Thanks for asking.

 


Author’s Comment: I am filled with tales of my family. I wanted to show my children a brief memory of my life and who they came from. We were eccentric and different. My great grandmother began our odyssey when she came to Canada by steamer from Romania, then down the Mississippi. Never able to settle down, I drifted from one place to another; I have been in every state but Hawaii; I traveled the world trying to find roots – as far away as China. My father was Irish and I hope someday to be able to visit Ireland. But my stroke has curtailed my traveling, so I will have to be content with my memories and stories of times gone by.

 

ruie Mullins is still here after all these years; Bahai, artist, poet ,mother, grandmother, great grandmother, friend. She is 80 years of age and spent her younger days as a struggling jazz singer when not struggling as a single mom. Three years ago, she had a stroke, which took away her singing voice but being ever creative, she decided she would enjoy abstract acrylic art and has been painting every day since. The tat on her shoulder is a hummingbird in memory of her daughter, Lisa.

View More: Next piece , Home, Archive.

 

14 thoughts on “At the Plaza

  1. Jody Woodruff

    Thank you ruie. This is a wonderful story about an interesting, unique life. I enjoyed every word and hope you publish more. I wish for you a trip to Ireland and continued improvement with your health to make that possible.
    Jody

  2. ruie Mullins

    thank you everyone for your kind comments. so glad you liked my story! and a great thank you to Sue Leonardfor her editing. ruie

  3. Nancy

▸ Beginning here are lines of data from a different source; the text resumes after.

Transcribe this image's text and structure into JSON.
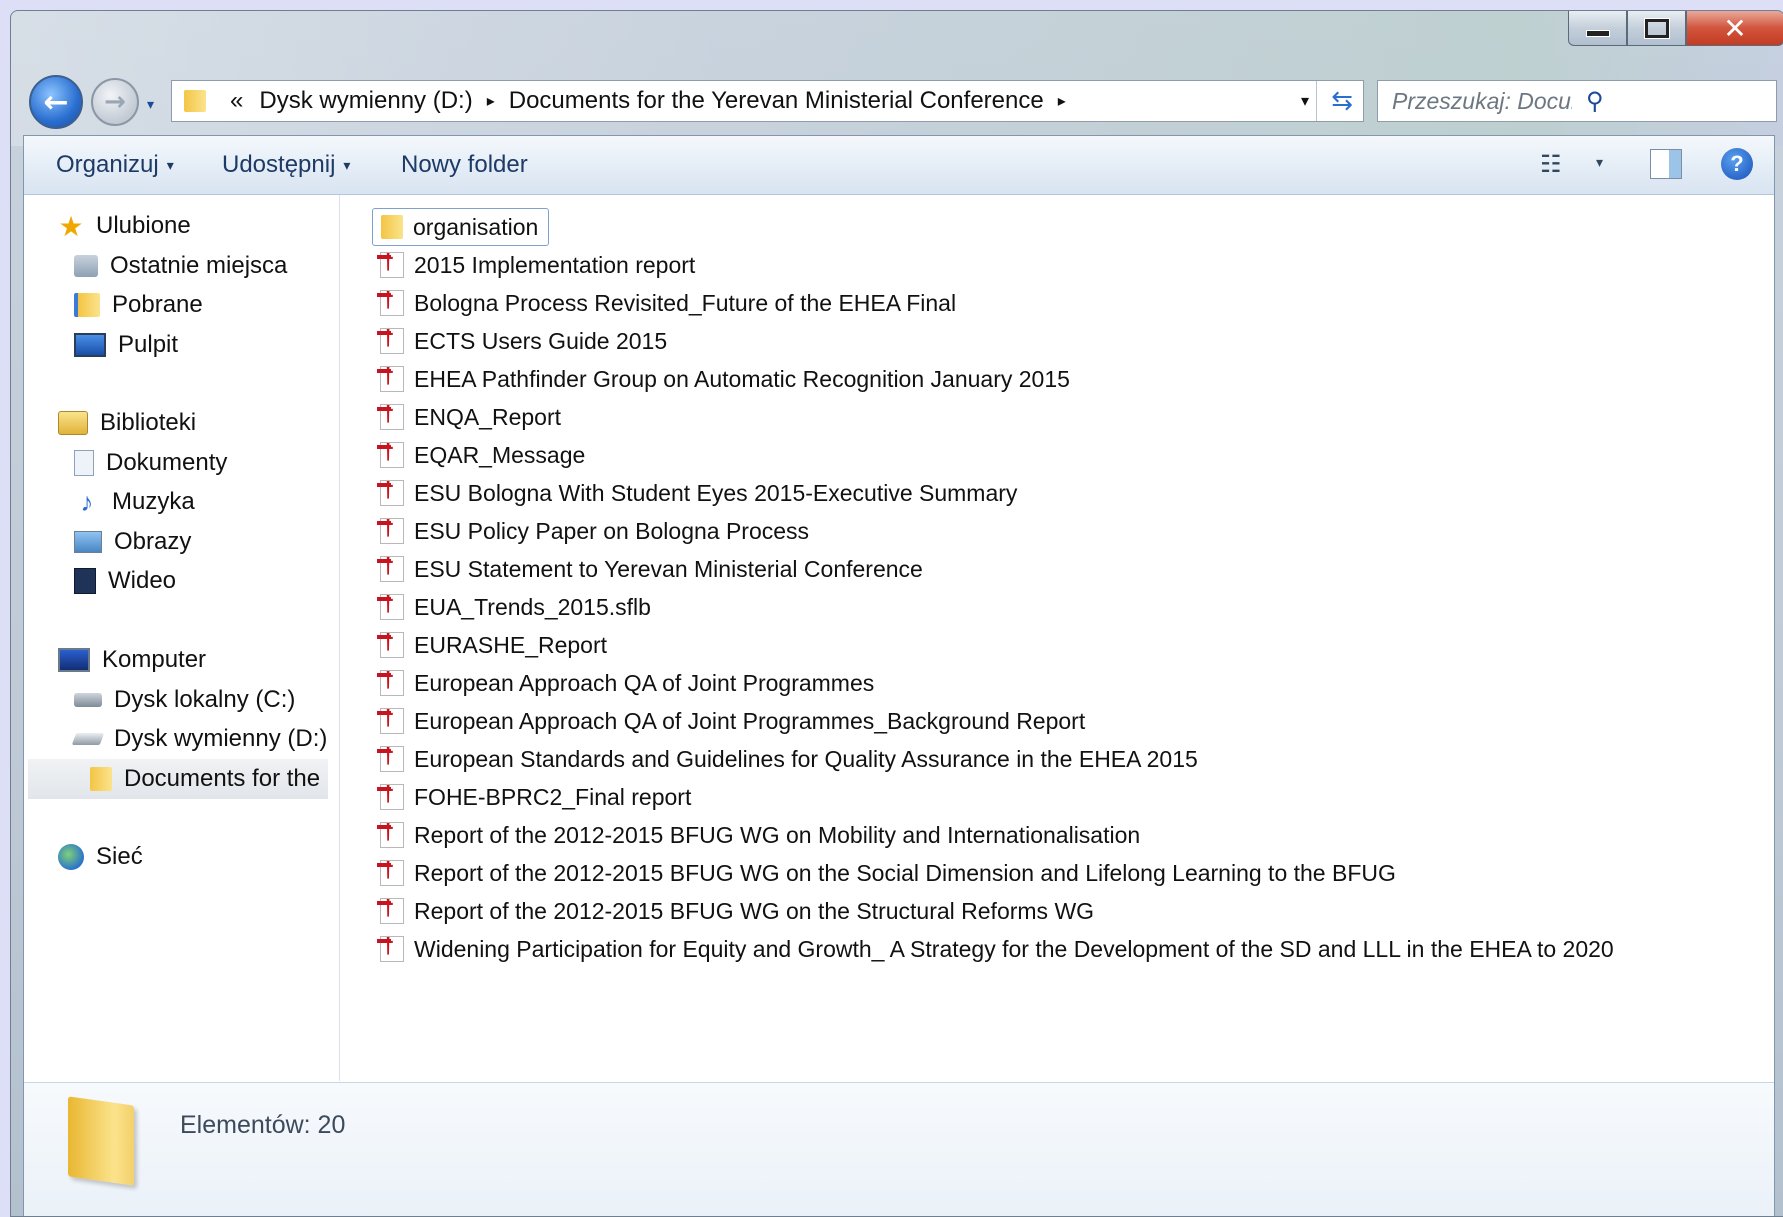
{
  "window": {
    "caption": {
      "minimize": "",
      "maximize": "",
      "close": "✕"
    }
  },
  "navigation": {
    "back_glyph": "←",
    "forward_glyph": "→",
    "history_glyph": "▾"
  },
  "address_bar": {
    "overflow": "«",
    "crumbs": [
      "Dysk wymienny (D:)",
      "Documents for the Yerevan Ministerial Conference"
    ],
    "separator": "▸",
    "dropdown_glyph": "▾",
    "refresh_glyph": "⇆"
  },
  "search": {
    "placeholder": "Przeszukaj: Documents for the...",
    "icon": "⚲"
  },
  "toolbar": {
    "organize": "Organizuj",
    "share": "Udostępnij",
    "new_folder": "Nowy folder",
    "dropdown_glyph": "▾",
    "view_glyph": "☷",
    "help_glyph": "?"
  },
  "sidebar": {
    "favorites": {
      "header": "Ulubione",
      "items": [
        "Ostatnie miejsca",
        "Pobrane",
        "Pulpit"
      ]
    },
    "libraries": {
      "header": "Biblioteki",
      "items": [
        "Dokumenty",
        "Muzyka",
        "Obrazy",
        "Wideo"
      ]
    },
    "computer": {
      "header": "Komputer",
      "items": [
        "Dysk lokalny (C:)",
        "Dysk wymienny (D:)",
        "Documents for the"
      ]
    },
    "network": {
      "header": "Sieć"
    },
    "icons": {
      "star": "★",
      "music": "♪"
    }
  },
  "files": [
    {
      "name": "organisation",
      "type": "folder"
    },
    {
      "name": "2015 Implementation report",
      "type": "pdf"
    },
    {
      "name": "Bologna Process Revisited_Future of the EHEA Final",
      "type": "pdf"
    },
    {
      "name": "ECTS Users Guide 2015",
      "type": "pdf"
    },
    {
      "name": "EHEA Pathfinder Group on Automatic Recognition January 2015",
      "type": "pdf"
    },
    {
      "name": "ENQA_Report",
      "type": "pdf"
    },
    {
      "name": "EQAR_Message",
      "type": "pdf"
    },
    {
      "name": "ESU Bologna With Student Eyes 2015-Executive Summary",
      "type": "pdf"
    },
    {
      "name": "ESU Policy Paper on Bologna Process",
      "type": "pdf"
    },
    {
      "name": "ESU Statement to Yerevan Ministerial Conference",
      "type": "pdf"
    },
    {
      "name": "EUA_Trends_2015.sflb",
      "type": "pdf"
    },
    {
      "name": "EURASHE_Report",
      "type": "pdf"
    },
    {
      "name": "European Approach QA of Joint Programmes",
      "type": "pdf"
    },
    {
      "name": "European Approach QA of Joint Programmes_Background Report",
      "type": "pdf"
    },
    {
      "name": "European Standards and Guidelines for Quality Assurance in the EHEA 2015",
      "type": "pdf"
    },
    {
      "name": "FOHE-BPRC2_Final report",
      "type": "pdf"
    },
    {
      "name": "Report of the 2012-2015 BFUG WG on Mobility and Internationalisation",
      "type": "pdf"
    },
    {
      "name": "Report of the 2012-2015 BFUG WG on the Social Dimension and Lifelong Learning to the BFUG",
      "type": "pdf"
    },
    {
      "name": "Report of the 2012-2015 BFUG WG on the Structural Reforms WG",
      "type": "pdf"
    },
    {
      "name": "Widening Participation for Equity and Growth_ A Strategy for the Development of the SD and LLL in the EHEA to 2020",
      "type": "pdf"
    }
  ],
  "details": {
    "count_text": "Elementów: 20"
  },
  "colors": {
    "link_text": "#1e3a66",
    "pdf_red": "#c8141e",
    "folder_yellow": "#f3c545",
    "close_red": "#c23c22"
  }
}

    How lovely ruie! I am enthralled with Henry as well. Was it his real name? I know train porters were always George. Henry had great character! A good read!

Leave a Reply

Your email address will not be published. Required fields are marked *